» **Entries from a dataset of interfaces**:
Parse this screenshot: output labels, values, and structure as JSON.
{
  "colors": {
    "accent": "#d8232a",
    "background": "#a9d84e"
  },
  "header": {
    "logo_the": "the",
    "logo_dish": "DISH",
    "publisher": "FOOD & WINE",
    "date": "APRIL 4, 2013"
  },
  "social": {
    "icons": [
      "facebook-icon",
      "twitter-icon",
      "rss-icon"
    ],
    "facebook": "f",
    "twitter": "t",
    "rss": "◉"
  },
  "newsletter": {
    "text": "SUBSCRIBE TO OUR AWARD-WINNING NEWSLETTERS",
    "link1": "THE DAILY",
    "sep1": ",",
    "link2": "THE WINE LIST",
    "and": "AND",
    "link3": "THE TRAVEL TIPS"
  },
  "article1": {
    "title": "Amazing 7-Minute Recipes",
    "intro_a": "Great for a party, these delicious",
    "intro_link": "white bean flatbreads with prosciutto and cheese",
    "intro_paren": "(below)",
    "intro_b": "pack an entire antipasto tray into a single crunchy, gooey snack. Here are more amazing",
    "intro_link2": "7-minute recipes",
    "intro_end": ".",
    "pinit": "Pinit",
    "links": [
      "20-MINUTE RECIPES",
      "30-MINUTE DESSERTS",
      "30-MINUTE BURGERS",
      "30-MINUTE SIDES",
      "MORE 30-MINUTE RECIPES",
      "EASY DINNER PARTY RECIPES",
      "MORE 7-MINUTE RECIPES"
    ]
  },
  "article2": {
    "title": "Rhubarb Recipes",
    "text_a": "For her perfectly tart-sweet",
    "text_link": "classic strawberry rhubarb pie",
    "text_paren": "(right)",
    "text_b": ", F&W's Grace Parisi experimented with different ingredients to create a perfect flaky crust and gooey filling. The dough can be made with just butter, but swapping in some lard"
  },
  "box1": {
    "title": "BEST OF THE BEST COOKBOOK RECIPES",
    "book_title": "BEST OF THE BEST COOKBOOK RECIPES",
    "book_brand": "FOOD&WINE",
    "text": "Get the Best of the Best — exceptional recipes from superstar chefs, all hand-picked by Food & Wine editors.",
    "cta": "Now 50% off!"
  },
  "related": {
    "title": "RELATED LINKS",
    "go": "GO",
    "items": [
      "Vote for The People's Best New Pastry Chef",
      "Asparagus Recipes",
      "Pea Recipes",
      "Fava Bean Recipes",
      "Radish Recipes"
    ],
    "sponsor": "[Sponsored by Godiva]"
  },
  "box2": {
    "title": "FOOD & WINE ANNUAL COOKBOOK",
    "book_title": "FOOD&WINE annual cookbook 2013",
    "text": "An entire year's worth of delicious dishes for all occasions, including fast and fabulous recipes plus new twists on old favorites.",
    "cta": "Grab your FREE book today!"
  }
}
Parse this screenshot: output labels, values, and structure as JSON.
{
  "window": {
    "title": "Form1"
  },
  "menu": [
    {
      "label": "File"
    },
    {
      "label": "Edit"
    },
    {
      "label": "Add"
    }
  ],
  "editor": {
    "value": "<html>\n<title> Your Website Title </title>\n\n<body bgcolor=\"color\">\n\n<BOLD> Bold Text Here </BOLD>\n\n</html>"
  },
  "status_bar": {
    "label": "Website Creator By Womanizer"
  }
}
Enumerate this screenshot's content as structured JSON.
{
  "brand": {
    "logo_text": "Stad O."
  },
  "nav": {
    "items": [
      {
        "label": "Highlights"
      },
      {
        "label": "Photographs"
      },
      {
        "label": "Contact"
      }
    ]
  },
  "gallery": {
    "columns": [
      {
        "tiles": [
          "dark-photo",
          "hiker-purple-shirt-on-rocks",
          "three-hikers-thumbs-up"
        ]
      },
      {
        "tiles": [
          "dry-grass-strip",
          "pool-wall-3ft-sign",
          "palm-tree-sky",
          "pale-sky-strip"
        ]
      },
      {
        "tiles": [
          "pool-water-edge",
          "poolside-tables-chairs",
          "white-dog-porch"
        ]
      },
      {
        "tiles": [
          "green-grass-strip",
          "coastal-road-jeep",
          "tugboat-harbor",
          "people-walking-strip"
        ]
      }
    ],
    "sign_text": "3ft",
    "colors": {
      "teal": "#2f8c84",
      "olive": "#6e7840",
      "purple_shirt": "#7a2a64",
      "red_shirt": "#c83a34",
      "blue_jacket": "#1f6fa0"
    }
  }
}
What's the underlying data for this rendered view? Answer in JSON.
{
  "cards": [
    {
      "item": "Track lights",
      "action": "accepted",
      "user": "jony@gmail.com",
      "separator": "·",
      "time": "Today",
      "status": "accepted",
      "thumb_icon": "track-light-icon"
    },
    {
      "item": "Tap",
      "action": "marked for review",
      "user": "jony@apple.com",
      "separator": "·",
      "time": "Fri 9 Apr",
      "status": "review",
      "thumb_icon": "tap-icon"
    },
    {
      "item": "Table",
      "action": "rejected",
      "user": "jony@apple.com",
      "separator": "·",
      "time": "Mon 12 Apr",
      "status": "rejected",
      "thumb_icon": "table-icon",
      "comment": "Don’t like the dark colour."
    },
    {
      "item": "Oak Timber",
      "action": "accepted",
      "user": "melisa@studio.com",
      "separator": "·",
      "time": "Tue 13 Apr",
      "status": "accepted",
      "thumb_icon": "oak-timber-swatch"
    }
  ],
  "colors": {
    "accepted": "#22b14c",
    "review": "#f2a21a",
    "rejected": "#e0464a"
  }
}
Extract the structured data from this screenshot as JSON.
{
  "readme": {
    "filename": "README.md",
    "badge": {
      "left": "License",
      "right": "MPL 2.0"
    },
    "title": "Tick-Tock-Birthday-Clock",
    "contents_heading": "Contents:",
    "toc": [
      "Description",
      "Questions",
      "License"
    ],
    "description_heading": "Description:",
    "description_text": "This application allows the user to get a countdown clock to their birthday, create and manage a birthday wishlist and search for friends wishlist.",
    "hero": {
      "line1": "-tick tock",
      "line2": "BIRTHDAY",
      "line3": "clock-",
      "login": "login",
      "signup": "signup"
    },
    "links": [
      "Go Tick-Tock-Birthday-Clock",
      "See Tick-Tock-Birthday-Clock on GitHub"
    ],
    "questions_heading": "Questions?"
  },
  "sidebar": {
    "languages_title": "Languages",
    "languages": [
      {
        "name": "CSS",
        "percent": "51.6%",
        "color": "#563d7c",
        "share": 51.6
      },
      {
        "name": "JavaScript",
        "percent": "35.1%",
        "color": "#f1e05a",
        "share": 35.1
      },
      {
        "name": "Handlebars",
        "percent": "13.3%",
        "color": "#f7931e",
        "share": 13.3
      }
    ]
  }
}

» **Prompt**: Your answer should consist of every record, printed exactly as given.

» **Reply to the task**:
Parse this screenshot: output labels, values, and structure as JSON.
{
  "colors": {
    "accent": "#d8232a",
    "background": "#a9d84e"
  },
  "header": {
    "logo_the": "the",
    "logo_dish": "DISH",
    "publisher": "FOOD & WINE",
    "date": "APRIL 4, 2013"
  },
  "social": {
    "icons": [
      "facebook-icon",
      "twitter-icon",
      "rss-icon"
    ],
    "facebook": "f",
    "twitter": "t",
    "rss": "◉"
  },
  "newsletter": {
    "text": "SUBSCRIBE TO OUR AWARD-WINNING NEWSLETTERS",
    "link1": "THE DAILY",
    "sep1": ",",
    "link2": "THE WINE LIST",
    "and": "AND",
    "link3": "THE TRAVEL TIPS"
  },
  "article1": {
    "title": "Amazing 7-Minute Recipes",
    "intro_a": "Great for a party, these delicious",
    "intro_link": "white bean flatbreads with prosciutto and cheese",
    "intro_paren": "(below)",
    "intro_b": "pack an entire antipasto tray into a single crunchy, gooey snack. Here are more amazing",
    "intro_link2": "7-minute recipes",
    "intro_end": ".",
    "pinit": "Pinit",
    "links": [
      "20-MINUTE RECIPES",
      "30-MINUTE DESSERTS",
      "30-MINUTE BURGERS",
      "30-MINUTE SIDES",
      "MORE 30-MINUTE RECIPES",
      "EASY DINNER PARTY RECIPES",
      "MORE 7-MINUTE RECIPES"
    ]
  },
  "article2": {
    "title": "Rhubarb Recipes",
    "text_a": "For her perfectly tart-sweet",
    "text_link": "classic strawberry rhubarb pie",
    "text_paren": "(right)",
    "text_b": ", F&W's Grace Parisi experimented with different ingredients to create a perfect flaky crust and gooey filling. The dough can be made with just butter, but swapping in some lard"
  },
  "box1": {
    "title": "BEST OF THE BEST COOKBOOK RECIPES",
    "book_title": "BEST OF THE BEST COOKBOOK RECIPES",
    "book_brand": "FOOD&WINE",
    "text": "Get the Best of the Best — exceptional recipes from superstar chefs, all hand-picked by Food & Wine editors.",
    "cta": "Now 50% off!"
  },
  "related": {
    "title": "RELATED LINKS",
    "go": "GO",
    "items": [
      "Vote for The People's Best New Pastry Chef",
      "Asparagus Recipes",
      "Pea Recipes",
      "Fava Bean Recipes",
      "Radish Recipes"
    ],
    "sponsor": "[Sponsored by Godiva]"
  },
  "box2": {
    "title": "FOOD & WINE ANNUAL COOKBOOK",
    "book_title": "FOOD&WINE annual cookbook 2013",
    "text": "An entire year's worth of delicious dishes for all occasions, including fast and fabulous recipes plus new twists on old favorites.",
    "cta": "Grab your FREE book today!"
  }
}
Parse this screenshot: output labels, values, and structure as JSON.
{
  "window": {
    "title": "Form1"
  },
  "menu": [
    {
      "label": "File"
    },
    {
      "label": "Edit"
    },
    {
      "label": "Add"
    }
  ],
  "editor": {
    "value": "<html>\n<title> Your Website Title </title>\n\n<body bgcolor=\"color\">\n\n<BOLD> Bold Text Here </BOLD>\n\n</html>"
  },
  "status_bar": {
    "label": "Website Creator By Womanizer"
  }
}
Enumerate this screenshot's content as structured JSON.
{
  "brand": {
    "logo_text": "Stad O."
  },
  "nav": {
    "items": [
      {
        "label": "Highlights"
      },
      {
        "label": "Photographs"
      },
      {
        "label": "Contact"
      }
    ]
  },
  "gallery": {
    "columns": [
      {
        "tiles": [
          "dark-photo",
          "hiker-purple-shirt-on-rocks",
          "three-hikers-thumbs-up"
        ]
      },
      {
        "tiles": [
          "dry-grass-strip",
          "pool-wall-3ft-sign",
          "palm-tree-sky",
          "pale-sky-strip"
        ]
      },
      {
        "tiles": [
          "pool-water-edge",
          "poolside-tables-chairs",
          "white-dog-porch"
        ]
      },
      {
        "tiles": [
          "green-grass-strip",
          "coastal-road-jeep",
          "tugboat-harbor",
          "people-walking-strip"
        ]
      }
    ],
    "sign_text": "3ft",
    "colors": {
      "teal": "#2f8c84",
      "olive": "#6e7840",
      "purple_shirt": "#7a2a64",
      "red_shirt": "#c83a34",
      "blue_jacket": "#1f6fa0"
    }
  }
}
What's the underlying data for this rendered view? Answer in JSON.
{
  "cards": [
    {
      "item": "Track lights",
      "action": "accepted",
      "user": "jony@gmail.com",
      "separator": "·",
      "time": "Today",
      "status": "accepted",
      "thumb_icon": "track-light-icon"
    },
    {
      "item": "Tap",
      "action": "marked for review",
      "user": "jony@apple.com",
      "separator": "·",
      "time": "Fri 9 Apr",
      "status": "review",
      "thumb_icon": "tap-icon"
    },
    {
      "item": "Table",
      "action": "rejected",
      "user": "jony@apple.com",
      "separator": "·",
      "time": "Mon 12 Apr",
      "status": "rejected",
      "thumb_icon": "table-icon",
      "comment": "Don’t like the dark colour."
    },
    {
      "item": "Oak Timber",
      "action": "accepted",
      "user": "melisa@studio.com",
      "separator": "·",
      "time": "Tue 13 Apr",
      "status": "accepted",
      "thumb_icon": "oak-timber-swatch"
    }
  ],
  "colors": {
    "accepted": "#22b14c",
    "review": "#f2a21a",
    "rejected": "#e0464a"
  }
}
Extract the structured data from this screenshot as JSON.
{
  "readme": {
    "filename": "README.md",
    "badge": {
      "left": "License",
      "right": "MPL 2.0"
    },
    "title": "Tick-Tock-Birthday-Clock",
    "contents_heading": "Contents:",
    "toc": [
      "Description",
      "Questions",
      "License"
    ],
    "description_heading": "Description:",
    "description_text": "This application allows the user to get a countdown clock to their birthday, create and manage a birthday wishlist and search for friends wishlist.",
    "hero": {
      "line1": "-tick tock",
      "line2": "BIRTHDAY",
      "line3": "clock-",
      "login": "login",
      "signup": "signup"
    },
    "links": [
      "Go Tick-Tock-Birthday-Clock",
      "See Tick-Tock-Birthday-Clock on GitHub"
    ],
    "questions_heading": "Questions?"
  },
  "sidebar": {
    "languages_title": "Languages",
    "languages": [
      {
        "name": "CSS",
        "percent": "51.6%",
        "color": "#563d7c",
        "share": 51.6
      },
      {
        "name": "JavaScript",
        "percent": "35.1%",
        "color": "#f1e05a",
        "share": 35.1
      },
      {
        "name": "Handlebars",
        "percent": "13.3%",
        "color": "#f7931e",
        "share": 13.3
      }
    ]
  }
}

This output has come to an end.